It's Not Your Mother's Menopause
Help for Painful Sex
After menopause, the inside of your vagina can get dry. That takes the fun out of sex. A personal lubricant can help, but you have to pick the right one.
“Water-based lubricants are a necessity if you use condoms, but women often tell me the water-based ones dry up quickly and are sticky,” Lynn says. "Try a silicone-based lubricant instead.”
Daily vaginal moisturizers can help, even if you’re not having sex, Pregler says. “Think of it the way you think of moisturizing your skin. You use lotion every day, not just when you’re gardening.”
Your vagina can get shorter, thinner, and less elastic after menopause.
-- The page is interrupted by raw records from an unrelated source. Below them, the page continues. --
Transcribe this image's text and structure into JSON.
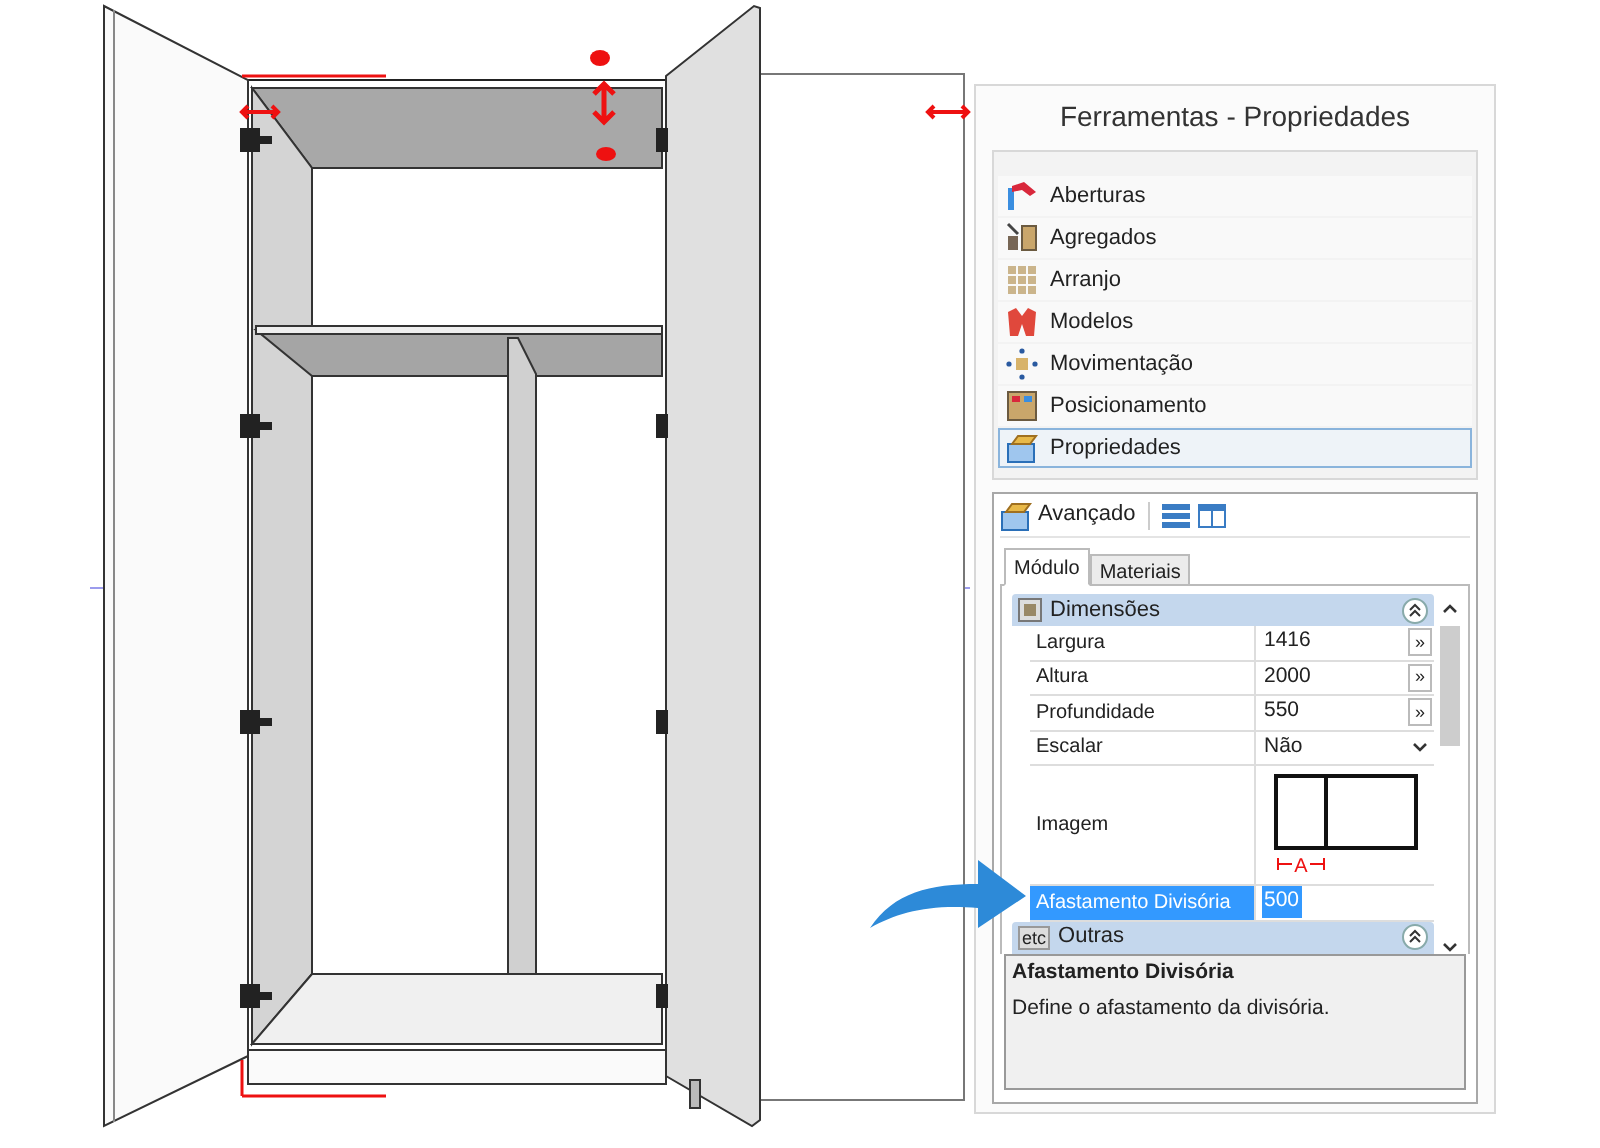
{
  "panel": {
    "title": "Ferramentas - Propriedades",
    "sections": [
      {
        "label": "Aberturas",
        "selected": false
      },
      {
        "label": "Agregados",
        "selected": false
      },
      {
        "label": "Arranjo",
        "selected": false
      },
      {
        "label": "Modelos",
        "selected": false
      },
      {
        "label": "Movimentação",
        "selected": false
      },
      {
        "label": "Posicionamento",
        "selected": false
      },
      {
        "label": "Propriedades",
        "selected": true
      }
    ]
  },
  "toolbar": {
    "label": "Avançado"
  },
  "tabs": [
    {
      "label": "Módulo",
      "selected": true
    },
    {
      "label": "Materiais",
      "selected": false
    }
  ],
  "categories": [
    {
      "label": "Dimensões",
      "kind": "dimensions",
      "rows": [
        {
          "name": "Largura",
          "value": "1416",
          "kind": "button",
          "button_text": "»",
          "selected": false
        },
        {
          "name": "Altura",
          "value": "2000",
          "kind": "button",
          "button_text": "»",
          "selected": false
        },
        {
          "name": "Profundidade",
          "value": "550",
          "kind": "button",
          "button_text": "»",
          "selected": false
        },
        {
          "name": "Escalar",
          "value": "Não",
          "kind": "dropdown",
          "selected": false
        },
        {
          "name": "Imagem",
          "kind": "image",
          "caption": "A",
          "selected": false
        },
        {
          "name": "Afastamento Divisória",
          "value": "500",
          "kind": "text",
          "selected": true
        }
      ]
    },
    {
      "label": "Outras",
      "kind": "other",
      "icon_text": "etc"
    }
  ],
  "description": {
    "title": "Afastamento Divisória",
    "text": "Define o afastamento da divisória."
  }
}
Generations ago, women might have considered that to be the end of their sex lives, but now doctors know that it’s “use it or lose it.”
Have sex or use toys like vibrators inside your vagina to keep it in shape. If the changes have been severe or it’s been a long time since you got busy, your doctor may advise you to use vaginal dilators, gadgets that gradually stretch things out.
You might also try physical therapy if sex is painful for you. If you tense up because you’re afraid of pain, your body learns to do that when you have sex. “The physical therapist can teach you how to relax your muscles,” Lynn says.
Medication Can Help
Hormone therapy is still the main menopause treatment, but the finer points have changed, Soutendijk says. “We’re using far lower doses than we used to. The goal is to take just enough to help relieve hot flashes and no more.”
If you’d rather not take pills that affect your whole body but still need something to help with dryness and tone, your doctor may prescribe suppositories or a ring, cream, or gel that you put inside your vagina.
“These don’t help hot flashes, but the advantage is that very little estrogen gets absorbed into the body, so they don’t have the same risks for breast cancer and blood clots as [traditional hormone therapy],” Lynn says.